    I am lucky, I was in a place that supported recovery and did not make moral judgments about substance abuse. I was sober before I was thirty.

    Many of my friend were not so fortunate. They died in car wrecks, with needles in their arms, from heart attacks, or overdoses. Apparently in the eyes of some, they somehow deserve what they got. They “made a choice”.

  59. steve s says:

    http://img12.imageshack.us/img12/4403/goppresvote.jpg

    There’s the chart.

    The Southern Strategy is over. The GOP is toast til they figure out how to appeal to people who aren’t older, uneducated bible-thumping southern while males with moronic economic notions.

  60. steve s says:

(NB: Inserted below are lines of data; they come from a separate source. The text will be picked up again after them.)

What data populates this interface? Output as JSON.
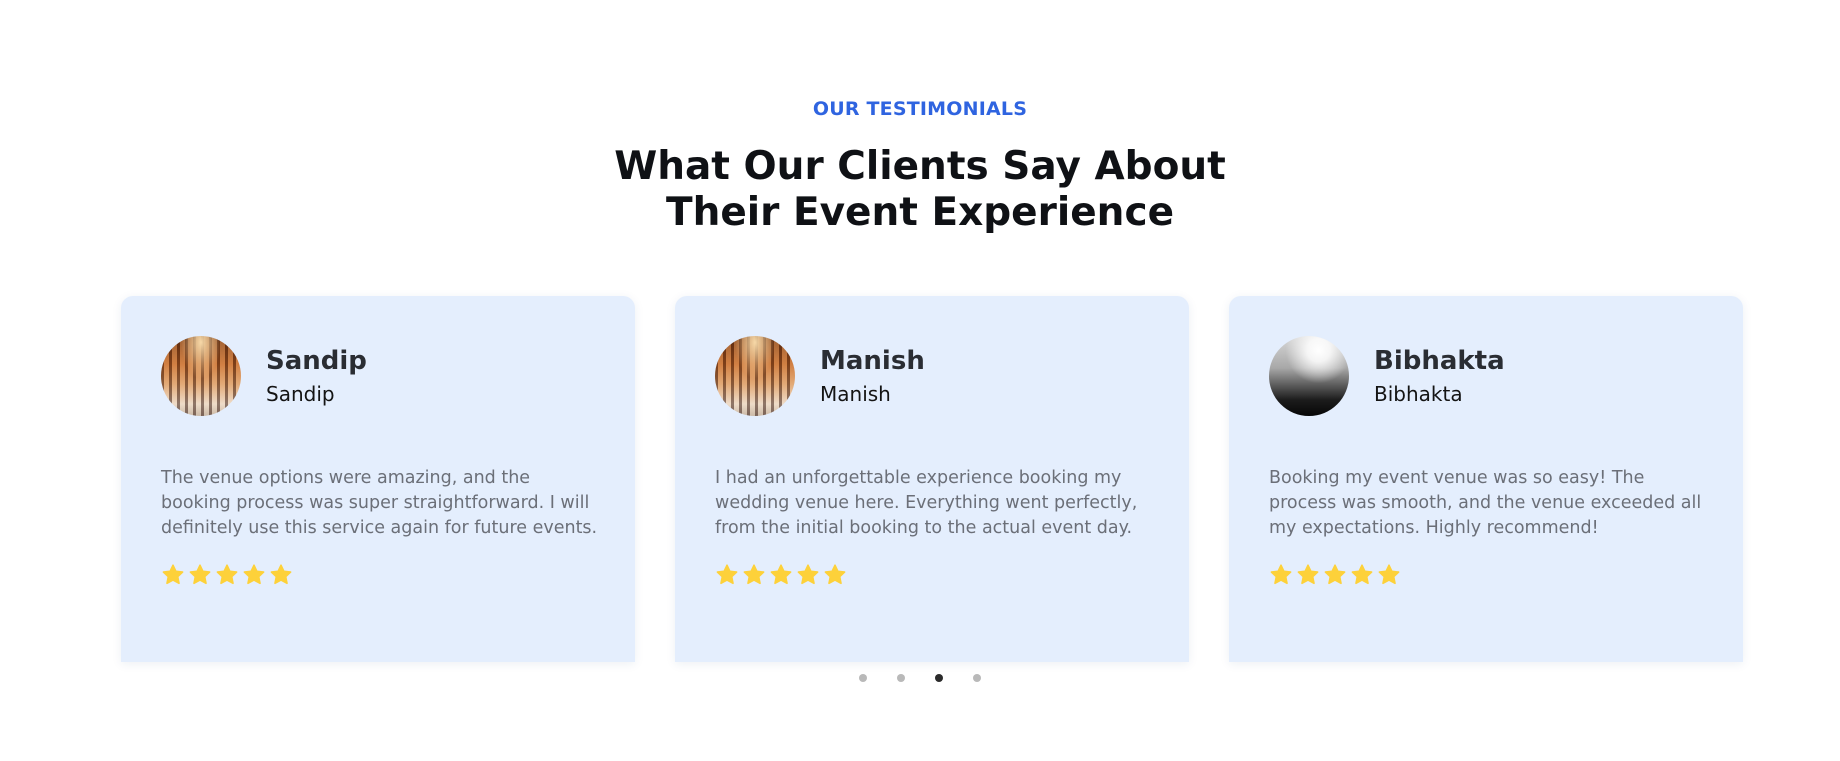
{
  "section": {
    "eyebrow": "OUR TESTIMONIALS",
    "heading": "What Our Clients Say About Their Event Experience"
  },
  "testimonials": [
    {
      "name": "Sandip",
      "role": "Sandip",
      "avatar_icon": "cathedral-arches-photo",
      "quote": "The venue options were amazing, and the booking process was super straightforward. I will definitely use this service again for future events.",
      "rating": 5
    },
    {
      "name": "Manish",
      "role": "Manish",
      "avatar_icon": "cathedral-arches-photo",
      "quote": "I had an unforgettable experience booking my wedding venue here. Everything went perfectly, from the initial booking to the actual event day.",
      "rating": 5
    },
    {
      "name": "Bibhakta",
      "role": "Bibhakta",
      "avatar_icon": "city-skyline-bw-photo",
      "quote": "Booking my event venue was so easy! The process was smooth, and the venue exceeded all my expectations. Highly recommend!",
      "rating": 5
    }
  ],
  "pagination": {
    "count": 4,
    "active_index": 2
  },
  "colors": {
    "accent": "#2f64e0",
    "card_bg": "#e4eefd",
    "star": "#fdd13a",
    "heading": "#0f1115"
  }
}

    Anjin, I’m sympathetic to alcohol addiction not just because I used to have a mild alcohol problem myself, but also because since I was 15 I’ve been diagnosed with clinical depression, and there’s some social overlap. Some people think that depressives just somehow ‘choose’ to be sad, just as they think that alcoholics just ‘choose’ to drink a lot. “why don’t you just feel better?” some idiots say. Great. Thanks a lot. Why didn’t I think of that? I’ll just choose to not be suicidal. Problem solved!

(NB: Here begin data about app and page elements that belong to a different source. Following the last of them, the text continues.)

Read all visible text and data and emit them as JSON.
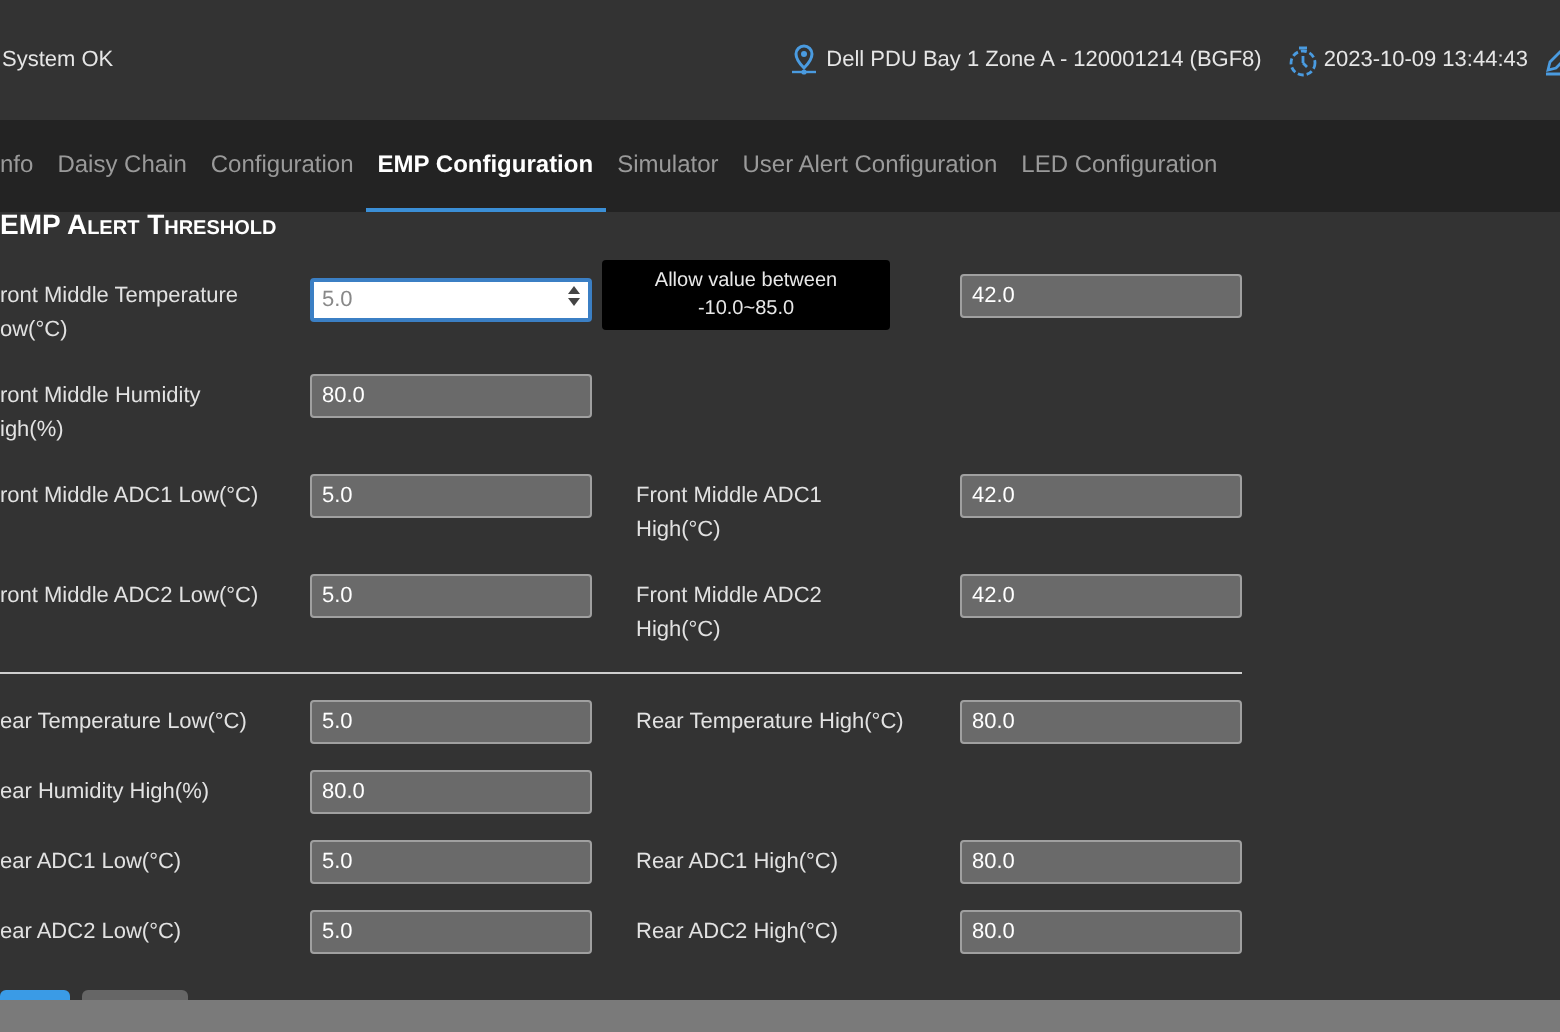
{
  "header": {
    "status": "System OK",
    "location": "Dell PDU Bay 1 Zone A - 120001214 (BGF8)",
    "datetime": "2023-10-09 13:44:43"
  },
  "tabs": [
    {
      "label": "nfo",
      "selected": false
    },
    {
      "label": "Daisy Chain",
      "selected": false
    },
    {
      "label": "Configuration",
      "selected": false
    },
    {
      "label": "EMP Configuration",
      "selected": true
    },
    {
      "label": "Simulator",
      "selected": false
    },
    {
      "label": "User Alert Configuration",
      "selected": false
    },
    {
      "label": "LED Configuration",
      "selected": false
    }
  ],
  "section_title": "EMP Alert Threshold",
  "sections": [
    {
      "rows": [
        {
          "left": {
            "label_lines": [
              "ront Middle Temperature",
              "ow(°C)"
            ],
            "value": "5.0",
            "focused": true
          },
          "right": {
            "value": "42.0",
            "focused": false
          }
        },
        {
          "left": {
            "label_lines": [
              "ront Middle Humidity",
              "igh(%)"
            ],
            "value": "80.0",
            "focused": false
          }
        },
        {
          "left": {
            "label_lines": [
              "ront Middle ADC1 Low(°C)"
            ],
            "value": "5.0",
            "focused": false
          },
          "right": {
            "label_lines": [
              "Front Middle ADC1",
              "High(°C)"
            ],
            "value": "42.0",
            "focused": false
          }
        },
        {
          "left": {
            "label_lines": [
              "ront Middle ADC2 Low(°C)"
            ],
            "value": "5.0",
            "focused": false
          },
          "right": {
            "label_lines": [
              "Front Middle ADC2",
              "High(°C)"
            ],
            "value": "42.0",
            "focused": false
          }
        }
      ]
    },
    {
      "rows": [
        {
          "left": {
            "label_lines": [
              "ear Temperature Low(°C)"
            ],
            "value": "5.0",
            "focused": false
          },
          "right": {
            "label_lines": [
              "Rear Temperature High(°C)"
            ],
            "value": "80.0",
            "focused": false
          }
        },
        {
          "left": {
            "label_lines": [
              "ear Humidity High(%)"
            ],
            "value": "80.0",
            "focused": false
          }
        },
        {
          "left": {
            "label_lines": [
              "ear ADC1 Low(°C)"
            ],
            "value": "5.0",
            "focused": false
          },
          "right": {
            "label_lines": [
              "Rear ADC1 High(°C)"
            ],
            "value": "80.0",
            "focused": false
          }
        },
        {
          "left": {
            "label_lines": [
              "ear ADC2 Low(°C)"
            ],
            "value": "5.0",
            "focused": false
          },
          "right": {
            "label_lines": [
              "Rear ADC2 High(°C)"
            ],
            "value": "80.0",
            "focused": false
          }
        }
      ]
    }
  ],
  "tooltip": {
    "lines": [
      "Allow value between",
      "-10.0~85.0"
    ]
  }
}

    Fortunately my case is mild. But I’ve know people who weren’t so lucky. When I moved back to Florida, I went to visit my old Anatomy and Physiology professor, who I’ll call SA. Back when I had his classes in 1995-6 he was a thrilling guy. Really fascinating character. Lively, knew everything. I’d heard about his problems lately. When I moved back, I went to his place–a little farm over on SR-47–and me and my girlfriend chatted with his wife for an hour or so. At some point SA emerged, in a t-shirt and PJs, and we talked for a while, but the poor guy was paralyzed with depression. Had some operation on his thyroid a few years ago and ever since he’s been massively depressed. Like, hardly able to move depressed. Spends his days laying in bed looking at the ceiling. Didn’t remember me at all. Said “Well, I’m glad you thought enough of me that you came by to visit.”…he repeated that two or three times in an hour. I tried to get him interested in NPR–i thought it would serve as a steady stream of interesting information to this formerly intellectual guy– but I could tell he wouldn’t even have the strength to adjust the dial himself. Maybe his wife would do it for him. That was me being stupid, of course. You can’t just Behavior Modify people out of severe depression. Although it sometimes works on people like me who have mild depression. Severe depression is something very deep and the world will be a better place when they figure out how to treat it.

    A lot of people still view mental ailments as somehow fake, like a deficiency in willpower or moral fiber or something. They fail to understand that the brain is an organ, and susceptible to disorder just like the liver or pancreas. Due to its complexity, maybe even more so.